Iran talks tough terms for top Asian crude buyers

Iran talks tough terms for top Asian crude buyers

Iran is trying to sell its biggest Asian customers oil at higher prices and on tougher terms, even as it faces the prospect of fewer sales as Western nations mull sanctioning the economic lifeline of the world’s fifth largest crude exporter.

If Iran gets its way, fresh deals to Asia’s refiners would mean more oil revenues to cushion the impact of possible sanctions by the European Union and others to punish it for its nuclear program.
It’s no surprise Iran has taken a tough line on supply terms, as it pumps nearly 2.5 percent of global supply. Oil sales provide about half of its budget revenues.

China is Iran’s biggest oil buyer, taking over half a million barrels per day (bpd) and has the capacity to take more. Beijing is also Iran’s biggest trade partner and has worked to keep oil out of U.N. sanctions.
There is no sign, however, Iran is using oil to keep China sweet. After weeks of talks, frustrated Chinese negotiators who had hoped to take advantage of the international political pressure on Iran still have no 2012 supply deals.

Iran wants China’s state-run Sinopec, Asia’s largest refiner, and state oil trader Zhuhai Zhenrong Corp, to pay more, and faster, than in 2011, sources familiar with the talks said.

Iran believes its terms for 2011 were too generous, and now wants to reduce the credit grace period for both Chinese buyers to 60 or 30 days, the sources said.

Sinopec, however, wants to get the best deal out of Iran, given the “difficult situations” it now faces, a Chinese refinery source said. The Chinese buyers currently have 60 and 90 days to pay Iran for its oil.
Iran’s insistence on speedy payments was in part prompted by this year’s debacle in India, its second largest buyer.

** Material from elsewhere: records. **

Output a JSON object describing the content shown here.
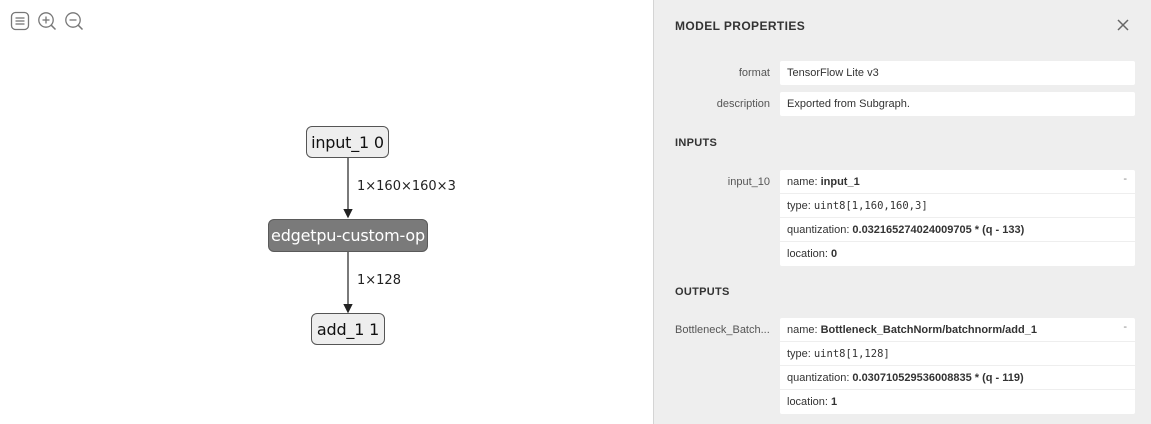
{
  "toolbar": {
    "buttons": [
      {
        "icon": "sidebar-menu-icon"
      },
      {
        "icon": "zoom-in-icon"
      },
      {
        "icon": "zoom-out-icon"
      }
    ]
  },
  "graph": {
    "nodes": {
      "input": "input_1 0",
      "op": "edgetpu-custom-op",
      "output": "add_1 1"
    },
    "edges": {
      "input_to_op": "1×160×160×3",
      "op_to_output": "1×128"
    }
  },
  "panel": {
    "title": "MODEL PROPERTIES",
    "properties": [
      {
        "label": "format",
        "value": "TensorFlow Lite v3"
      },
      {
        "label": "description",
        "value": "Exported from Subgraph."
      }
    ],
    "inputs": {
      "section": "INPUTS",
      "label": "input_10",
      "name_key": "name:",
      "name": "input_1",
      "type_key": "type:",
      "type": "uint8[1,160,160,3]",
      "quant_key": "quantization:",
      "quantization": "0.032165274024009705 * (q - 133)",
      "location_key": "location:",
      "location": "0",
      "expander": "-"
    },
    "outputs": {
      "section": "OUTPUTS",
      "label": "Bottleneck_Batch...",
      "name_key": "name:",
      "name": "Bottleneck_BatchNorm/batchnorm/add_1",
      "type_key": "type:",
      "type": "uint8[1,128]",
      "quant_key": "quantization:",
      "quantization": "0.030710529536008835 * (q - 119)",
      "location_key": "location:",
      "location": "1",
      "expander": "-"
    }
  },
  "colors": {
    "panel_bg": "#eeeeee",
    "op_node": "#7a7a7a",
    "io_node": "#eeeeee"
  }
}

Refiners bought billions of dollars worth of oil but were suddenly unable to pay for it legally after the central bank caved in to Western demands and stopped clearing payments.